Task instructions: Retype each record exactly.
>>>>>
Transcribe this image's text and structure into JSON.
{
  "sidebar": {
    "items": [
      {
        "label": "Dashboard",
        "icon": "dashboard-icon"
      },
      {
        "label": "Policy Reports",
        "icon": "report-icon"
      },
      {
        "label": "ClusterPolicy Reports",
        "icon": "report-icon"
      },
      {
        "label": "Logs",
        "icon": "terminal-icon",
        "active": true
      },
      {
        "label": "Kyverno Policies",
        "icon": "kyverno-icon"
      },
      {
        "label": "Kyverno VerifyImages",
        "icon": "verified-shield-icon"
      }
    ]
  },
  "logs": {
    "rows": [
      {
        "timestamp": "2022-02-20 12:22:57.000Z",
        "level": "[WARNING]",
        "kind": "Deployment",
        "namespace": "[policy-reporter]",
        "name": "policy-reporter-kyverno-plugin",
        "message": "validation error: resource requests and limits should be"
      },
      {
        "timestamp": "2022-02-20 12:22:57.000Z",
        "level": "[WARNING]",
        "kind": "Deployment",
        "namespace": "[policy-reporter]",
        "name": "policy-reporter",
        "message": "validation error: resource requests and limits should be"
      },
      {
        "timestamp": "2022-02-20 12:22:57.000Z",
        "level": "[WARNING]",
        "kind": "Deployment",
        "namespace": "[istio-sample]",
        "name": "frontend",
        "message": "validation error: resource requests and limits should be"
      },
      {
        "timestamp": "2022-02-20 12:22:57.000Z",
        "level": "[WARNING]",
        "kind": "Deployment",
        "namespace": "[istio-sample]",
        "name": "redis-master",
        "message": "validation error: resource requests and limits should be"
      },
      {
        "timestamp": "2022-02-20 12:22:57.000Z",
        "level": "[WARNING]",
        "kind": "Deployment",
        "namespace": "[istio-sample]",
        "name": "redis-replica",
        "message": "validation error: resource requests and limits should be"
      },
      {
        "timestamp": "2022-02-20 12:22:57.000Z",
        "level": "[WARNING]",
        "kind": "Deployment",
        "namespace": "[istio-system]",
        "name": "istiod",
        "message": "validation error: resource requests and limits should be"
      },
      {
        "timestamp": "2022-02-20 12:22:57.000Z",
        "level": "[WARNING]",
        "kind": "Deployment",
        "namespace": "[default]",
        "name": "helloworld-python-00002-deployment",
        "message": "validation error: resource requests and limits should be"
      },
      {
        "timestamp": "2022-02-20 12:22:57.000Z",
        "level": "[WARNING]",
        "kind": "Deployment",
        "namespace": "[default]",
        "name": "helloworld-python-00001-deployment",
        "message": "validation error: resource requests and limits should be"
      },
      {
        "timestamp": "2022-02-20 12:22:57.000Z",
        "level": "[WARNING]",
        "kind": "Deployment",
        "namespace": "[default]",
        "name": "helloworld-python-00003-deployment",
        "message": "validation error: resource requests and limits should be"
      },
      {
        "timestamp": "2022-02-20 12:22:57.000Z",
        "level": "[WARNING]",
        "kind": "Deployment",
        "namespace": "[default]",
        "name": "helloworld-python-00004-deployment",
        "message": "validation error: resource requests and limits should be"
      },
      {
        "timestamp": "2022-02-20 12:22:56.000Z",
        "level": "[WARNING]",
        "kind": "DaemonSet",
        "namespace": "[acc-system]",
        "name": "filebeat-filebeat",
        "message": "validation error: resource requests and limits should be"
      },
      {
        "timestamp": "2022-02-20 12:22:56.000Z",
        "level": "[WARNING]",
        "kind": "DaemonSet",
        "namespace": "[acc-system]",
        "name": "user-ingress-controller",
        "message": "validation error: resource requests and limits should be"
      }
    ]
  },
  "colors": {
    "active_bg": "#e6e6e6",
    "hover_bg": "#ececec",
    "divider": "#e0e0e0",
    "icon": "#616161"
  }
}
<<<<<
Response box:
Transcribe this image's text and structure into JSON.
{
  "sidebar": {
    "items": [
      {
        "label": "Dashboard",
        "icon": "dashboard-icon"
      },
      {
        "label": "Policy Reports",
        "icon": "report-icon"
      },
      {
        "label": "ClusterPolicy Reports",
        "icon": "report-icon"
      },
      {
        "label": "Logs",
        "icon": "terminal-icon",
        "active": true
      },
      {
        "label": "Kyverno Policies",
        "icon": "kyverno-icon"
      },
      {
        "label": "Kyverno VerifyImages",
        "icon": "verified-shield-icon"
      }
    ]
  },
  "logs": {
    "rows": [
      {
        "timestamp": "2022-02-20 12:22:57.000Z",
        "level": "[WARNING]",
        "kind": "Deployment",
        "namespace": "[policy-reporter]",
        "name": "policy-reporter-kyverno-plugin",
        "message": "validation error: resource requests and limits should be"
      },
      {
        "timestamp": "2022-02-20 12:22:57.000Z",
        "level": "[WARNING]",
        "kind": "Deployment",
        "namespace": "[policy-reporter]",
        "name": "policy-reporter",
        "message": "validation error: resource requests and limits should be"
      },
      {
        "timestamp": "2022-02-20 12:22:57.000Z",
        "level": "[WARNING]",
        "kind": "Deployment",
        "namespace": "[istio-sample]",
        "name": "frontend",
        "message": "validation error: resource requests and limits should be"
      },
      {
        "timestamp": "2022-02-20 12:22:57.000Z",
        "level": "[WARNING]",
        "kind": "Deployment",
        "namespace": "[istio-sample]",
        "name": "redis-master",
        "message": "validation error: resource requests and limits should be"
      },
      {
        "timestamp": "2022-02-20 12:22:57.000Z",
        "level": "[WARNING]",
        "kind": "Deployment",
        "namespace": "[istio-sample]",
        "name": "redis-replica",
        "message": "validation error: resource requests and limits should be"
      },
      {
        "timestamp": "2022-02-20 12:22:57.000Z",
        "level": "[WARNING]",
        "kind": "Deployment",
        "namespace": "[istio-system]",
        "name": "istiod",
        "message": "validation error: resource requests and limits should be"
      },
      {
        "timestamp": "2022-02-20 12:22:57.000Z",
        "level": "[WARNING]",
        "kind": "Deployment",
        "namespace": "[default]",
        "name": "helloworld-python-00002-deployment",
        "message": "validation error: resource requests and limits should be"
      },
      {
        "timestamp": "2022-02-20 12:22:57.000Z",
        "level": "[WARNING]",
        "kind": "Deployment",
        "namespace": "[default]",
        "name": "helloworld-python-00001-deployment",
        "message": "validation error: resource requests and limits should be"
      },
      {
        "timestamp": "2022-02-20 12:22:57.000Z",
        "level": "[WARNING]",
        "kind": "Deployment",
        "namespace": "[default]",
        "name": "helloworld-python-00003-deployment",
        "message": "validation error: resource requests and limits should be"
      },
      {
        "timestamp": "2022-02-20 12:22:57.000Z",
        "level": "[WARNING]",
        "kind": "Deployment",
        "namespace": "[default]",
        "name": "helloworld-python-00004-deployment",
        "message": "validation error: resource requests and limits should be"
      },
      {
        "timestamp": "2022-02-20 12:22:56.000Z",
        "level": "[WARNING]",
        "kind": "DaemonSet",
        "namespace": "[acc-system]",
        "name": "filebeat-filebeat",
        "message": "validation error: resource requests and limits should be"
      },
      {
        "timestamp": "2022-02-20 12:22:56.000Z",
        "level": "[WARNING]",
        "kind": "DaemonSet",
        "namespace": "[acc-system]",
        "name": "user-ingress-controller",
        "message": "validation error: resource requests and limits should be"
      }
    ]
  },
  "colors": {
    "active_bg": "#e6e6e6",
    "hover_bg": "#ececec",
    "divider": "#e0e0e0",
    "icon": "#616161"
  }
}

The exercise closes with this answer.